Recent American history has seen our public school teachers being increasingly attacked and vilified. Teachers are viewed as being overpaid union cronies who only work six hours a day and get to take summers off to lounge around and vegetate until the next school year begins. If a child is getting poor grades, it is the teacher’s fault; if a child has bad behavior, it’s because the teacher isn’t nurturing the child in the special way he/she requires. If a class has underachieving standardized test scores, it’s because the teacher hasn’t adequately prepared the students. More and more, the “blame” for anything that is considered undesirable is being shifted to teachers, and the support network that comes from parents and the community is seemingly shrinking. As a result, teachers probably have a more difficult job today than they did just ten or twenty years ago.
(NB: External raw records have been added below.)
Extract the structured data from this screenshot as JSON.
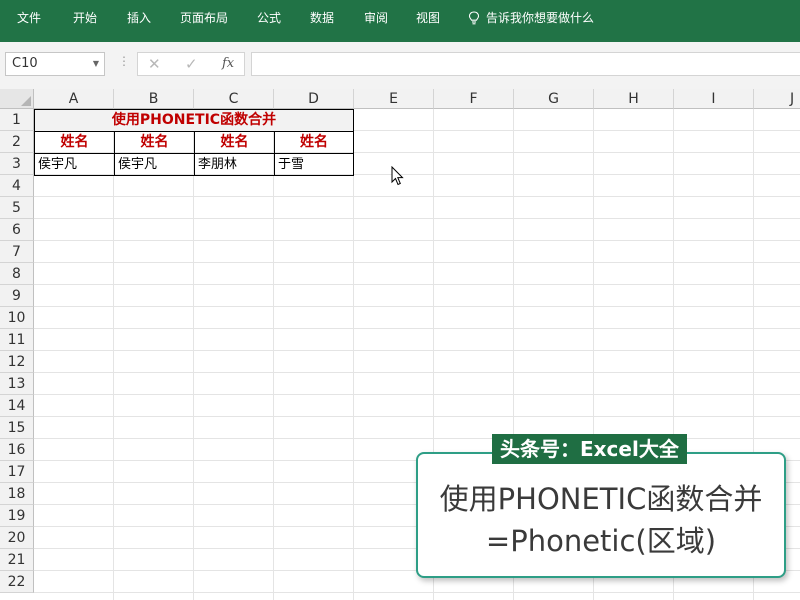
{
  "ribbon": {
    "tabs": [
      "文件",
      "开始",
      "插入",
      "页面布局",
      "公式",
      "数据",
      "审阅",
      "视图"
    ],
    "tell_me": "告诉我你想要做什么"
  },
  "formula_bar": {
    "name_box": "C10",
    "fx_label": "fx",
    "formula_value": ""
  },
  "sheet": {
    "columns": [
      "A",
      "B",
      "C",
      "D",
      "E",
      "F",
      "G",
      "H",
      "I",
      "J"
    ],
    "rows": [
      "1",
      "2",
      "3",
      "4",
      "5",
      "6",
      "7",
      "8",
      "9",
      "10",
      "11",
      "12",
      "13",
      "14",
      "15",
      "16",
      "17",
      "18",
      "19",
      "20",
      "21",
      "22"
    ],
    "title": "使用PHONETIC函数合并",
    "headers": [
      "姓名",
      "姓名",
      "姓名",
      "姓名"
    ],
    "names": [
      "侯宇凡",
      "侯宇凡",
      "李朋林",
      "于雪"
    ]
  },
  "overlay": {
    "badge": "头条号：Excel大全",
    "line1": "使用PHONETIC函数合并",
    "line2": "=Phonetic(区域)"
  },
  "colors": {
    "ribbon": "#217346",
    "accent_red": "#c00000",
    "card_border": "#2e9e86"
  }
}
(EDITOR’S NOTE – this story was originally published on 8/4 in my column at IVN – The MidWest Wing Report)
Climate change usually leads people to think about the North and South poles. After all, the polar bear is the unofficial mascot of climate change. However, climate change shows its effects right here in the united States. Perhaps one of the most obvious regions is the Midwest. Home to tornadoes, flooding, blizzards, and drought, the Midwest is – with the exception of hurricanes – home to many of the weather extremes within the continental United States. With some research pointing to climate change increasing the likelihood of extreme weather events, the chances of the Midwest being affected are significant.
(EDITOR’S NOTE – this story was originally published on 7/29 in my column at IVN – The MidWest Wing Report)
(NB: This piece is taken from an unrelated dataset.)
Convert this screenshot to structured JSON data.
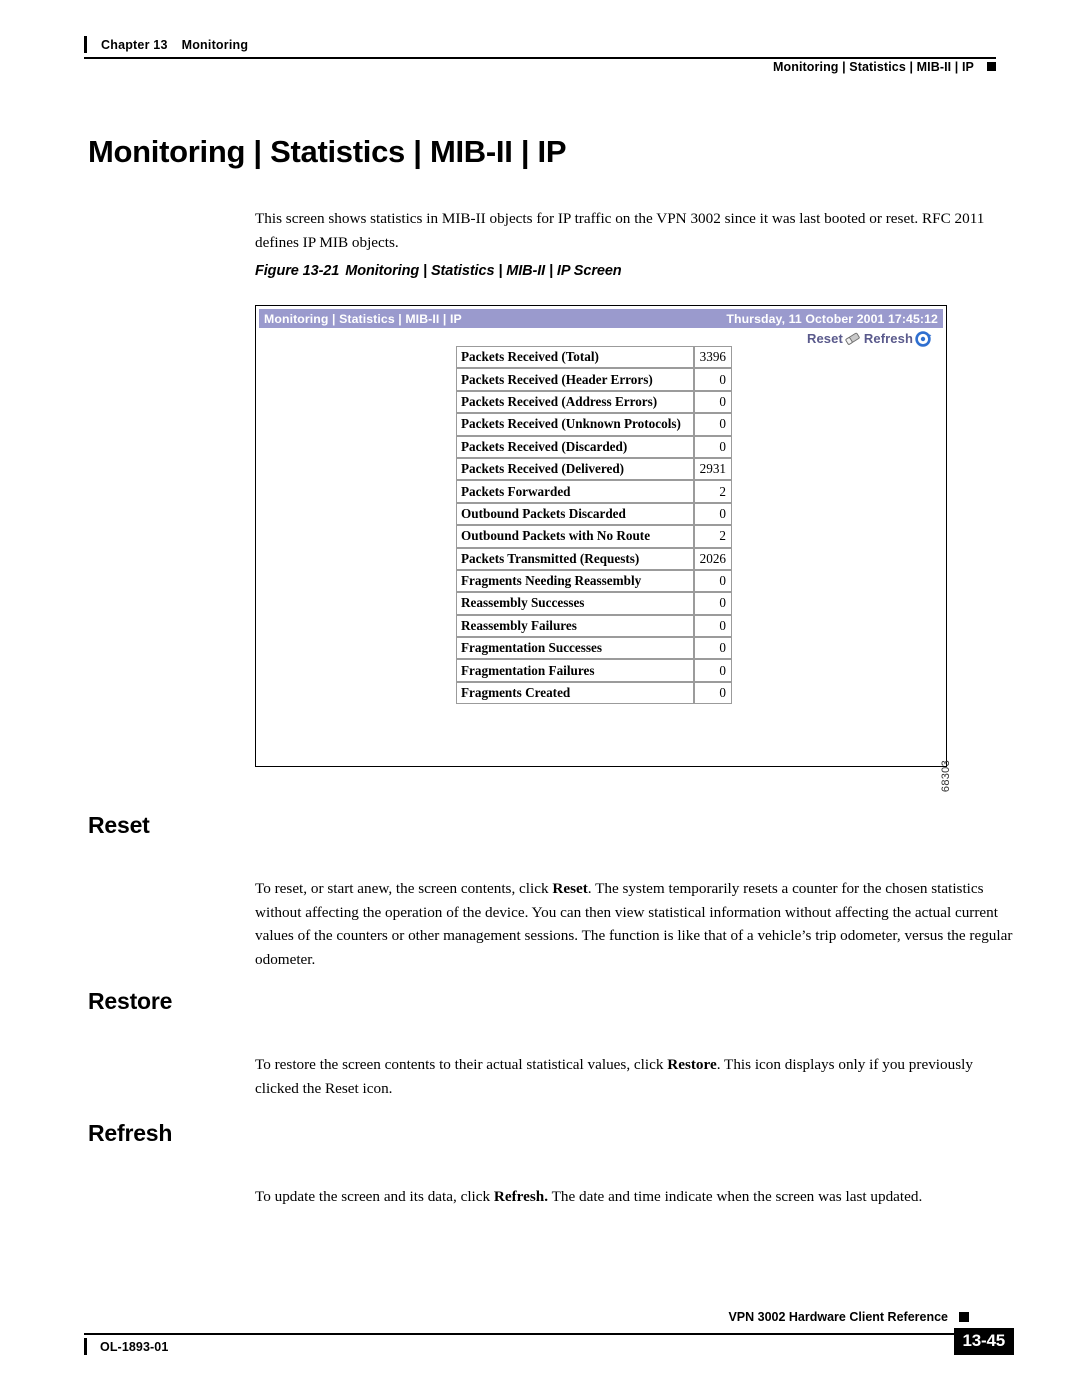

Detroit’s bankruptcy has been all over the news recently. While there all sorts of theories as to why or how this happened, that there was one magic bullet that could have saved the city, the truth is much more complex. Detroit did not wake up one morning and realize that bankruptcy was upon it. It has been a process years, decades in the making. While a confluence of events have led to it, one reason is greater than all of the others. Detroit residents allowed this to happen.